The Columbus Foundation held a 24-hour online fundraiser on Friday, Nov. 11, called the Big Give, in which 507 local non-profit charities benefitted, raising a total of $8.7 million, including the $1 million offered by the foundation.
The foundation offered $1 million in pro rata matching money for the Big Give, meaning that the money will be divided proportionately based on which charities received the most donations. For instance, if one non-profit received half of the $7.7 million in online donations, they would also receive half of the $1 million in matching money.
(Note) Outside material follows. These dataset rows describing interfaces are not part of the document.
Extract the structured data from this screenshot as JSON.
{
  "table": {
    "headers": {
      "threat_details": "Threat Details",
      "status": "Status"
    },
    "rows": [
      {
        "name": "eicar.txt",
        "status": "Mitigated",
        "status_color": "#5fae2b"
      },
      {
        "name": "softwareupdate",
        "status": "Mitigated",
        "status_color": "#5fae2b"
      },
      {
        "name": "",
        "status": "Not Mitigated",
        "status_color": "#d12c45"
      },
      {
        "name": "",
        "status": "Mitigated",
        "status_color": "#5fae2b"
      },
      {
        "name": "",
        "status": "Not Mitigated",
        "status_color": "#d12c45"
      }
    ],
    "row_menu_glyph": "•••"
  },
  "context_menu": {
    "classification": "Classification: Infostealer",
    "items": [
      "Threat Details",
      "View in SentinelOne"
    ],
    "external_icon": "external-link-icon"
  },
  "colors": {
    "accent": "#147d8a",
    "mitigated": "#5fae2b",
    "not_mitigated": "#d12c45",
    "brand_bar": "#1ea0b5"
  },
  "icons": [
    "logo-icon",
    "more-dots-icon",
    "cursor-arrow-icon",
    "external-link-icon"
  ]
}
Doug Kridler, CEO of the Columbus Foundation, said that he was pleased with the results of the first Big Give event. The foundation’s website featured new software that enabled donors to look up nonprofit charities in a database and learn about them and donate. Donors were also able to give in honor of someone.
“Because there was a running total showed on screen and there was so much momentum and so many people giving, it really was an astonishing rate of giving,” Kridler said. “For 24 hours, it was philanthropic lightning in a bottle.”
The group with the highest number of credit card transactions was Mid-Ohio Foodbank with 436. Though this does not necessarily mean they received the most money, they were among the top contenders. Colin Baumgartner, communication director for the Mid-Ohio Foodbank, said that they raised around $300,000, not including the match.
“We’ve always had a really strong working relationship with the Columbus Foundation and they’re one of the top foundations in the country so any time we get a chance to work with them and any time we’re able to get the community involved, especially on this level, is tremendous,” Baumgartner said.
Baumgartner said that the money raised is very meaningful and can go a long way to helping a lot of people.
“We distribute food and grocery products to more than 500 different partner charities across a 20-county region that includes Central Ohio and stretches all the way to the eastern border of the state,” Baumgartner said. “For every $1 that is donated to the foodbank, we’re providing $8 worth of groceries to our partner agencies.”
Normally, online credit card transactions charge a fee, but the Columbus Foundation essentially eliminated that fee so that all proceeds would go to the charities.
“But what we did, is we made an additional grant to each organization in the amount of those credit card deductions,” Kridler said. “So that way, 100 percent of what the donors gave would get to the non-profits.”
To spread the word about the event, The Columbus Foundation and the non-profits turned to social media.
“The success is highly derived from social media,” Kridler said.
Chuck Gehring, president and CEO of LifeCare Alliance, echoed that social media brought the fundraiser to the attention of its donors. LifeCare Alliance assists seniors and chronically ill individuals through nutrition and health care services, best known for Meals-on-Wheels.
“We emailed probably 5,000 to 7,000 (donors) in our system,” Gehring said. “We have a number of people who like us on Facebook and follow us on Twitter, believe it or not, so that, I think, tends to hit the younger crowd.”
Gehring said that the Big Give was important for LifeCare Alliance in meeting its budget to be able to provide its services. He thinks through the Big Give, the organization will be receiving a couple hundred thousand dollars but the numbers were still being calculated as of Tuesday morning.
“I think what the Big Give does, is it enhances the awareness of all of us and it gets some people who might not give normally, off the sidelines,” Gehring said.
There are 600 non-profits that make up PowerPhilanthropy, the foundation’s database featuring charity profiles, missions, financial performance and stewardship. To be a part of PowerPhilanthropy, a charity must go through an approval process. Donations are accepted year-round through this.
Kaitlyn Boggs, a second-year in microbiology and representative from BuckeyeThon, said her organization was not part of the Big Give, but in the future it is something it will look into.
“We would really appreciate the opportunity (to be a part of the Big Give),” Boggs said. “We’re working on trying to get the word out there so more people know what we do and why we do it so we can raise ultimately more money for the kids.”
Kridler said, ultimately, the Big Give was successful.
“It was not only in itself successful, but as it was successful, it created a greater enthusiasm and momentum,” Kridler said. “It sort of fed on itself; a desire to be a part of something that’s clearly historic philanthropically for Columbus.”